Exercise goal:
Although the records contain pictures, repeat only the text of every line exactly.
⟨
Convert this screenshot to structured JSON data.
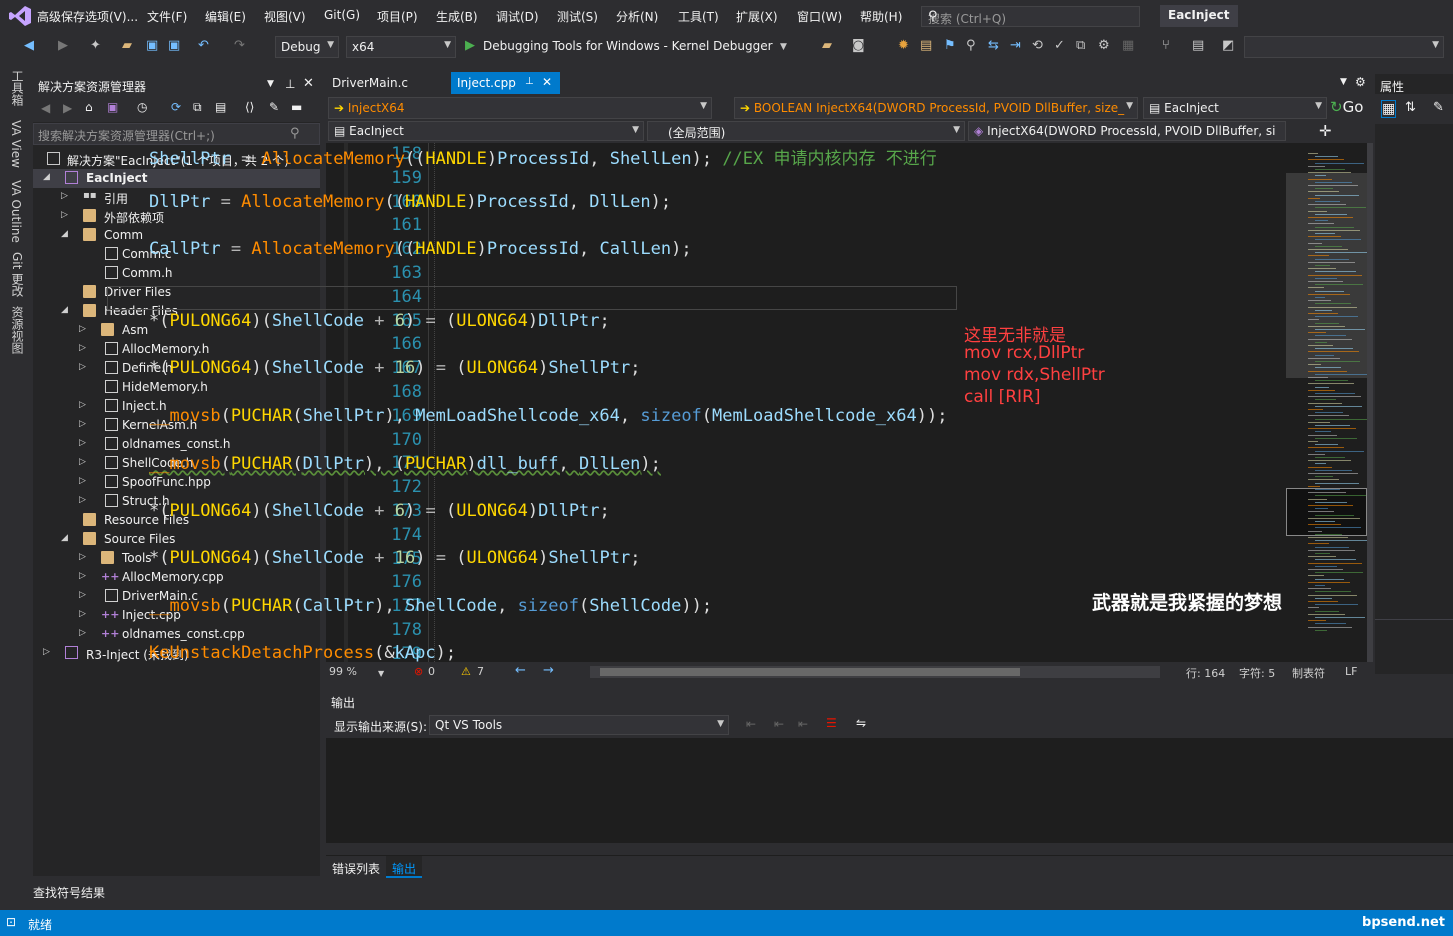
{
  "app": {
    "solution_title": "EacInject"
  },
  "menu": {
    "items": [
      "高级保存选项(V)...",
      "文件(F)",
      "编辑(E)",
      "视图(V)",
      "Git(G)",
      "项目(P)",
      "生成(B)",
      "调试(D)",
      "测试(S)",
      "分析(N)",
      "工具(T)",
      "扩展(X)",
      "窗口(W)",
      "帮助(H)"
    ]
  },
  "search": {
    "placeholder": "搜索 (Ctrl+Q)"
  },
  "toolbar": {
    "config": "Debug",
    "platform": "x64",
    "debugger": "Debugging Tools for Windows - Kernel Debugger"
  },
  "left_rail": {
    "tabs": [
      "工具箱",
      "VA View",
      "VA Outline",
      "Git 更改",
      "资源视图"
    ]
  },
  "solution_explorer": {
    "title": "解决方案资源管理器",
    "search_placeholder": "搜索解决方案资源管理器(Ctrl+;)",
    "root": "解决方案\"EacInject\"(1 个项目，共 2 个)",
    "items": [
      {
        "label": "EacInject"
      },
      {
        "label": "引用"
      },
      {
        "label": "外部依赖项"
      },
      {
        "label": "Comm"
      },
      {
        "label": "Comm.c"
      },
      {
        "label": "Comm.h"
      },
      {
        "label": "Driver Files"
      },
      {
        "label": "Header Files"
      },
      {
        "label": "Asm"
      },
      {
        "label": "AllocMemory.h"
      },
      {
        "label": "Define.h"
      },
      {
        "label": "HideMemory.h"
      },
      {
        "label": "Inject.h"
      },
      {
        "label": "KernelAsm.h"
      },
      {
        "label": "oldnames_const.h"
      },
      {
        "label": "ShellCode.h"
      },
      {
        "label": "SpoofFunc.hpp"
      },
      {
        "label": "Struct.h"
      },
      {
        "label": "Resource Files"
      },
      {
        "label": "Source Files"
      },
      {
        "label": "Tools"
      },
      {
        "label": "AllocMemory.cpp"
      },
      {
        "label": "DriverMain.c"
      },
      {
        "label": "Inject.cpp"
      },
      {
        "label": "oldnames_const.cpp"
      },
      {
        "label": "R3-Inject (未找到)"
      }
    ],
    "find_results": "查找符号结果"
  },
  "editor": {
    "tabs": [
      "DriverMain.c",
      "Inject.cpp"
    ],
    "nav_scope": "InjectX64",
    "nav_function": "BOOLEAN InjectX64(DWORD ProcessId, PVOID DllBuffer, size_",
    "nav_project": "EacInject",
    "nav_go": "Go",
    "nav2_project": "EacInject",
    "nav2_scope": "(全局范围)",
    "nav2_member": "InjectX64(DWORD ProcessId, PVOID DllBuffer, si",
    "line_numbers": [
      "158",
      "159",
      "160",
      "161",
      "162",
      "163",
      "164",
      "165",
      "166",
      "167",
      "168",
      "169",
      "170",
      "171",
      "172",
      "173",
      "174",
      "175",
      "176",
      "177",
      "178",
      "179"
    ],
    "annotations": [
      "这里无非就是",
      "mov rcx,DllPtr",
      "mov rdx,ShellPtr",
      "call [RIR]"
    ],
    "overlay_text": "武器就是我紧握的梦想"
  },
  "editor_status": {
    "zoom": "99 %",
    "errors": "0",
    "warnings": "7",
    "line": "行: 164",
    "char": "字符: 5",
    "tabs": "制表符",
    "eol": "LF"
  },
  "properties": {
    "title": "属性"
  },
  "output": {
    "title": "输出",
    "source_label": "显示输出来源(S):",
    "source_value": "Qt VS Tools"
  },
  "bottom_tabs": [
    "错误列表",
    "输出"
  ],
  "status": {
    "ready": "就绪",
    "brand": "bpsend.net"
  },
  "colors": {
    "accent": "#007acc",
    "annotation": "#ff4040"
  }
}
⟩
Response to the task:
Convert this screenshot to structured JSON data.
{
  "app": {
    "solution_title": "EacInject"
  },
  "menu": {
    "items": [
      "高级保存选项(V)...",
      "文件(F)",
      "编辑(E)",
      "视图(V)",
      "Git(G)",
      "项目(P)",
      "生成(B)",
      "调试(D)",
      "测试(S)",
      "分析(N)",
      "工具(T)",
      "扩展(X)",
      "窗口(W)",
      "帮助(H)"
    ]
  },
  "search": {
    "placeholder": "搜索 (Ctrl+Q)"
  },
  "toolbar": {
    "config": "Debug",
    "platform": "x64",
    "debugger": "Debugging Tools for Windows - Kernel Debugger"
  },
  "left_rail": {
    "tabs": [
      "工具箱",
      "VA View",
      "VA Outline",
      "Git 更改",
      "资源视图"
    ]
  },
  "solution_explorer": {
    "title": "解决方案资源管理器",
    "search_placeholder": "搜索解决方案资源管理器(Ctrl+;)",
    "root": "解决方案\"EacInject\"(1 个项目，共 2 个)",
    "items": [
      {
        "label": "EacInject"
      },
      {
        "label": "引用"
      },
      {
        "label": "外部依赖项"
      },
      {
        "label": "Comm"
      },
      {
        "label": "Comm.c"
      },
      {
        "label": "Comm.h"
      },
      {
        "label": "Driver Files"
      },
      {
        "label": "Header Files"
      },
      {
        "label": "Asm"
      },
      {
        "label": "AllocMemory.h"
      },
      {
        "label": "Define.h"
      },
      {
        "label": "HideMemory.h"
      },
      {
        "label": "Inject.h"
      },
      {
        "label": "KernelAsm.h"
      },
      {
        "label": "oldnames_const.h"
      },
      {
        "label": "ShellCode.h"
      },
      {
        "label": "SpoofFunc.hpp"
      },
      {
        "label": "Struct.h"
      },
      {
        "label": "Resource Files"
      },
      {
        "label": "Source Files"
      },
      {
        "label": "Tools"
      },
      {
        "label": "AllocMemory.cpp"
      },
      {
        "label": "DriverMain.c"
      },
      {
        "label": "Inject.cpp"
      },
      {
        "label": "oldnames_const.cpp"
      },
      {
        "label": "R3-Inject (未找到)"
      }
    ],
    "find_results": "查找符号结果"
  },
  "editor": {
    "tabs": [
      "DriverMain.c",
      "Inject.cpp"
    ],
    "nav_scope": "InjectX64",
    "nav_function": "BOOLEAN InjectX64(DWORD ProcessId, PVOID DllBuffer, size_",
    "nav_project": "EacInject",
    "nav_go": "Go",
    "nav2_project": "EacInject",
    "nav2_scope": "(全局范围)",
    "nav2_member": "InjectX64(DWORD ProcessId, PVOID DllBuffer, si",
    "line_numbers": [
      "158",
      "159",
      "160",
      "161",
      "162",
      "163",
      "164",
      "165",
      "166",
      "167",
      "168",
      "169",
      "170",
      "171",
      "172",
      "173",
      "174",
      "175",
      "176",
      "177",
      "178",
      "179"
    ],
    "annotations": [
      "这里无非就是",
      "mov rcx,DllPtr",
      "mov rdx,ShellPtr",
      "call [RIR]"
    ],
    "overlay_text": "武器就是我紧握的梦想"
  },
  "editor_status": {
    "zoom": "99 %",
    "errors": "0",
    "warnings": "7",
    "line": "行: 164",
    "char": "字符: 5",
    "tabs": "制表符",
    "eol": "LF"
  },
  "properties": {
    "title": "属性"
  },
  "output": {
    "title": "输出",
    "source_label": "显示输出来源(S):",
    "source_value": "Qt VS Tools"
  },
  "bottom_tabs": [
    "错误列表",
    "输出"
  ],
  "status": {
    "ready": "就绪",
    "brand": "bpsend.net"
  },
  "colors": {
    "accent": "#007acc",
    "annotation": "#ff4040"
  }
}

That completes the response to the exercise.